Big Top boss gets jail time
The founder of the Lake Superior Big Top Chautauqua will spend nine months in jail to do what a judge Wednesday called "soul searching" after being found guilty of sexually assaulting a 56-year-old woman in her home.
Warren P. Nelson, 62, was artistic director of and a regular performer at the Big Top, the annual spring-through-fall music venue he founded under a large tent at Mount Ashwabay between Washburn and Bayfield. Since 1986, stars such as Garrison Keillor, Willie Nelson, Joan Baez and others have performed there, drawing tens of thousands of fans annually and making Nelson a Midwest music celebrity.
Nelson reached a deal with a special prosecutor in which he entered a no-contest plea to charges of misdemeanor fourth-degree sexual assault and two counts of misdemeanor battery. A more serious charge of felony second-degree assault was dismissed as part of the deal.
Judge Robert Eaton ordered Nelson to report to the Bayfield County Jail to begin serving his sentence by Sept. 11. While in jail, he will have work-release privileges. One count of misdemeanor battery will be dismissed if Nelson follows all conditions of his probation.
The two battery counts involved injuries the woman suffered to her mouth, back and knee during the Jan. 26 sexual assault in Washburn.
Before being sentenced, Nelson turned from the defense table, looked at his victim and apologized. He also issued a prepared statement through his defense lawyer, Gene Linehan, which read, in part, "From the heart of the soul of my being, I sincerely and deeply apologize to [the victim], my family, friends, fans of Big Top Chautauqua and to all the community of Chequamegon Bay and beyond for my inappropriate behavior which has thrown such a long shadow."
In her victim-impact statement, the woman said that on the night of the attack, Nelson was "crazed, lustful," and that nothing she could say or do could stop him from sexually assaulting her. She said he was a "violent, out-of-control lunatic."
Linehan blamed Nelson's actions on alcohol abuse. He said his client has received treatment and has been sober for five months.
Iron County District Attorney Martin Lipske said Nelson had a difficult time respecting the personal boundaries of women.
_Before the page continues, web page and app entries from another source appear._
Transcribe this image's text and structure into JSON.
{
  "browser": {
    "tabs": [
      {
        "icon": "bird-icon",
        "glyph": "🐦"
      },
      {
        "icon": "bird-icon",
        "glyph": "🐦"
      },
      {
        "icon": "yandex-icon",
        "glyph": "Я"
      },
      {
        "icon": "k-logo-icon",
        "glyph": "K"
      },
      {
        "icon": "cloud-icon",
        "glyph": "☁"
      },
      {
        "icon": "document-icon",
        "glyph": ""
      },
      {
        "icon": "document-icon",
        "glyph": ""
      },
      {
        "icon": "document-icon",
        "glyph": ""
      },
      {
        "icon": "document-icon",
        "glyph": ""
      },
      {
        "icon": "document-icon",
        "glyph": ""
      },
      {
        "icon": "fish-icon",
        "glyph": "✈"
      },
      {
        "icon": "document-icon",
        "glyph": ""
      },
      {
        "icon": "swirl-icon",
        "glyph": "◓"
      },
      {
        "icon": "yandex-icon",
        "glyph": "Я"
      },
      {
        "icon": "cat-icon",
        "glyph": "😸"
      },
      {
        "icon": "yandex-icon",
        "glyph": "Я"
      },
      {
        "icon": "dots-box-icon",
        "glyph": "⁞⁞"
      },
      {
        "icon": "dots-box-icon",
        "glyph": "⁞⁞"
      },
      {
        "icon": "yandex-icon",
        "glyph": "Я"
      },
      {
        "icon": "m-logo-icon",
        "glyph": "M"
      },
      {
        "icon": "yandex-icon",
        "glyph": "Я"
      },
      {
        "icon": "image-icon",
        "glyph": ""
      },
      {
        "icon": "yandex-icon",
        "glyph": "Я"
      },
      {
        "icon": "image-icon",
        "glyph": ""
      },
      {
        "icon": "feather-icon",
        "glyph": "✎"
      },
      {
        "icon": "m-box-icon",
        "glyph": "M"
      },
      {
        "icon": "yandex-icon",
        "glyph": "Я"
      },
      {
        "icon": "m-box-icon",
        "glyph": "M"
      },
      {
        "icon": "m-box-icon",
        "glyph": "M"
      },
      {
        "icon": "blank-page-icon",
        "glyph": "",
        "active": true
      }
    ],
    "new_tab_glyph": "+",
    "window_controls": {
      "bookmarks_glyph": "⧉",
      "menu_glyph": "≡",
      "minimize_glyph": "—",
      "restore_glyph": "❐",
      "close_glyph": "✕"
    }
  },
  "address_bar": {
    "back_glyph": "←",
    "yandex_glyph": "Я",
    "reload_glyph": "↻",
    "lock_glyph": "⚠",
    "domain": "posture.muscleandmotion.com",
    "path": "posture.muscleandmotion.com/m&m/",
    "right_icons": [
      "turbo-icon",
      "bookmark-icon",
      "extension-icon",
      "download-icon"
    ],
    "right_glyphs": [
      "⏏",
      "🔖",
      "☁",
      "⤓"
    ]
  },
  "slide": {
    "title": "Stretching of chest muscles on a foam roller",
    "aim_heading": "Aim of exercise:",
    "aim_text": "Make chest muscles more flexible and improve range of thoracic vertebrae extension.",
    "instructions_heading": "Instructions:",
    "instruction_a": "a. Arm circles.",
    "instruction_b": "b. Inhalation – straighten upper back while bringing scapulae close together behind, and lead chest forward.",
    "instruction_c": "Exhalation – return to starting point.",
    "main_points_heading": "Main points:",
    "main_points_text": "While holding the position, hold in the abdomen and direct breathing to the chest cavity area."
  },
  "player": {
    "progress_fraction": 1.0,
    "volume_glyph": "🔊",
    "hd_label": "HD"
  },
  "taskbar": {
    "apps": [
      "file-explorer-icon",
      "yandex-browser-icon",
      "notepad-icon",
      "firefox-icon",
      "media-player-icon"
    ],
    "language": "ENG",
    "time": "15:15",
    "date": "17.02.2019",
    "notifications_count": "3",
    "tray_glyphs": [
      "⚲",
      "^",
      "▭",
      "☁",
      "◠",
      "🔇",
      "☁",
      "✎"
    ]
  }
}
He asked the court to sentence Nelson to a year in jail, saying he needed to spend that time "realizing that not all women want Warren Nelson."
Eaton said nine months in jail would allow him to do some "soul searching."
As conditions of his probation, Nelson must undergo an alcohol and drug assessment and follow any recommendations, maintain sobriety, have no contact with the victim and pay a $250 fee for providing a DNA sample, as required by law.
A restitution hearing will be held in September to determine whether Nelson must pay any money to the victim. The prosecution said she has sustained between $8,225 and $10,255 in damages.